App and web page records>
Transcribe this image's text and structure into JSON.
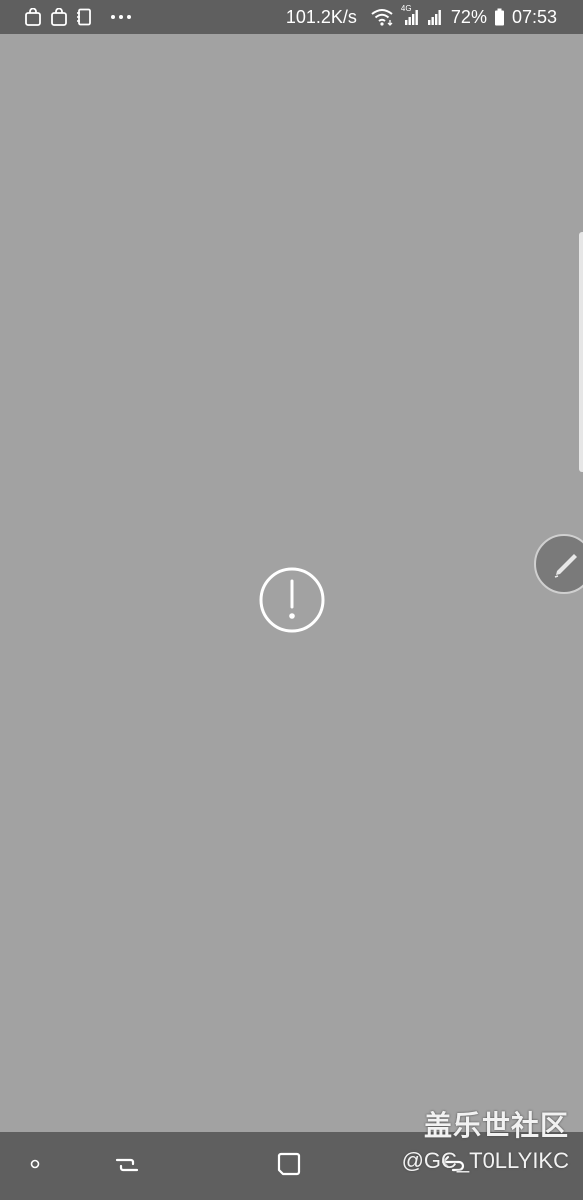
{
  "status_bar": {
    "network_speed": "101.2K/s",
    "signal_label": "4G",
    "battery_percent": "72%",
    "time": "07:53",
    "notification_icons": [
      "bag-icon",
      "bag-icon",
      "notebook-icon",
      "more-dots-icon"
    ],
    "system_icons": [
      "wifi-icon",
      "signal-4g-icon",
      "signal-icon",
      "battery-icon"
    ]
  },
  "content": {
    "state_icon": "error-exclamation-icon",
    "floating_button_icon": "pen-icon"
  },
  "nav_bar": {
    "buttons": [
      "home-dot-icon",
      "recent-apps-icon",
      "home-square-icon",
      "back-icon"
    ]
  },
  "watermark": {
    "title": "盖乐世社区",
    "handle": "@GC_T0LLYIKC"
  },
  "colors": {
    "background": "#a2a2a2",
    "bars": "#5f5f5f",
    "foreground": "#ffffff"
  }
}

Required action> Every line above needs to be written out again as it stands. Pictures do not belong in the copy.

Output for this task>
Transcribe this image's text and structure into JSON.
{
  "status_bar": {
    "network_speed": "101.2K/s",
    "signal_label": "4G",
    "battery_percent": "72%",
    "time": "07:53",
    "notification_icons": [
      "bag-icon",
      "bag-icon",
      "notebook-icon",
      "more-dots-icon"
    ],
    "system_icons": [
      "wifi-icon",
      "signal-4g-icon",
      "signal-icon",
      "battery-icon"
    ]
  },
  "content": {
    "state_icon": "error-exclamation-icon",
    "floating_button_icon": "pen-icon"
  },
  "nav_bar": {
    "buttons": [
      "home-dot-icon",
      "recent-apps-icon",
      "home-square-icon",
      "back-icon"
    ]
  },
  "watermark": {
    "title": "盖乐世社区",
    "handle": "@GC_T0LLYIKC"
  },
  "colors": {
    "background": "#a2a2a2",
    "bars": "#5f5f5f",
    "foreground": "#ffffff"
  }
}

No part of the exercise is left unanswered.